- What you should do
Keep the wording of every entry exactly as it is while leaving the pictures out of your copy.

Materials provided Start Marker

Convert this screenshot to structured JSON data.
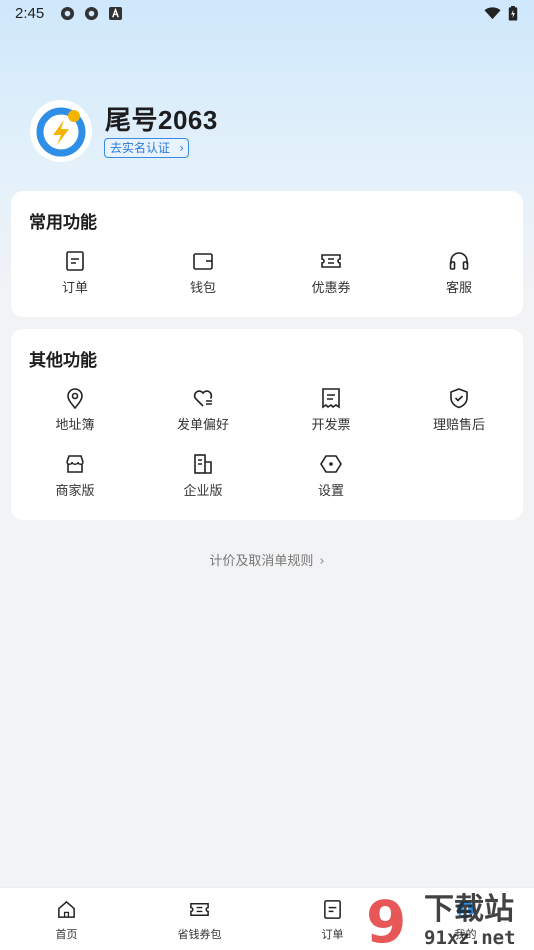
{
  "status_bar": {
    "time": "2:45"
  },
  "profile": {
    "username": "尾号2063",
    "verify_label": "去实名认证",
    "verify_chevron": "›"
  },
  "common_functions": {
    "title": "常用功能",
    "items": [
      {
        "label": "订单",
        "icon": "order-icon"
      },
      {
        "label": "钱包",
        "icon": "wallet-icon"
      },
      {
        "label": "优惠券",
        "icon": "coupon-icon"
      },
      {
        "label": "客服",
        "icon": "headset-icon"
      }
    ]
  },
  "other_functions": {
    "title": "其他功能",
    "items": [
      {
        "label": "地址簿",
        "icon": "location-pin-icon"
      },
      {
        "label": "发单偏好",
        "icon": "heart-list-icon"
      },
      {
        "label": "开发票",
        "icon": "invoice-icon"
      },
      {
        "label": "理赔售后",
        "icon": "shield-check-icon"
      },
      {
        "label": "商家版",
        "icon": "store-icon"
      },
      {
        "label": "企业版",
        "icon": "building-icon"
      },
      {
        "label": "设置",
        "icon": "settings-hexagon-icon"
      }
    ]
  },
  "pricing_link": {
    "label": "计价及取消单规则",
    "chevron": "›"
  },
  "tab_bar": {
    "items": [
      {
        "label": "首页",
        "icon": "home-icon"
      },
      {
        "label": "省钱券包",
        "icon": "coupon-icon"
      },
      {
        "label": "订单",
        "icon": "order-icon"
      },
      {
        "label": "我的",
        "icon": "profile-icon"
      }
    ]
  },
  "watermark": {
    "text_top": "下载站",
    "text_bottom": "91xz.net"
  },
  "colors": {
    "accent": "#2a7ad6",
    "brand_blue": "#2f8fe6",
    "brand_yellow": "#f5b400",
    "background": "#f2f3f5"
  }
}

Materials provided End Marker

- Result of the task
Convert this screenshot to structured JSON data.
{
  "status_bar": {
    "time": "2:45"
  },
  "profile": {
    "username": "尾号2063",
    "verify_label": "去实名认证",
    "verify_chevron": "›"
  },
  "common_functions": {
    "title": "常用功能",
    "items": [
      {
        "label": "订单",
        "icon": "order-icon"
      },
      {
        "label": "钱包",
        "icon": "wallet-icon"
      },
      {
        "label": "优惠券",
        "icon": "coupon-icon"
      },
      {
        "label": "客服",
        "icon": "headset-icon"
      }
    ]
  },
  "other_functions": {
    "title": "其他功能",
    "items": [
      {
        "label": "地址簿",
        "icon": "location-pin-icon"
      },
      {
        "label": "发单偏好",
        "icon": "heart-list-icon"
      },
      {
        "label": "开发票",
        "icon": "invoice-icon"
      },
      {
        "label": "理赔售后",
        "icon": "shield-check-icon"
      },
      {
        "label": "商家版",
        "icon": "store-icon"
      },
      {
        "label": "企业版",
        "icon": "building-icon"
      },
      {
        "label": "设置",
        "icon": "settings-hexagon-icon"
      }
    ]
  },
  "pricing_link": {
    "label": "计价及取消单规则",
    "chevron": "›"
  },
  "tab_bar": {
    "items": [
      {
        "label": "首页",
        "icon": "home-icon"
      },
      {
        "label": "省钱券包",
        "icon": "coupon-icon"
      },
      {
        "label": "订单",
        "icon": "order-icon"
      },
      {
        "label": "我的",
        "icon": "profile-icon"
      }
    ]
  },
  "watermark": {
    "text_top": "下载站",
    "text_bottom": "91xz.net"
  },
  "colors": {
    "accent": "#2a7ad6",
    "brand_blue": "#2f8fe6",
    "brand_yellow": "#f5b400",
    "background": "#f2f3f5"
  }
}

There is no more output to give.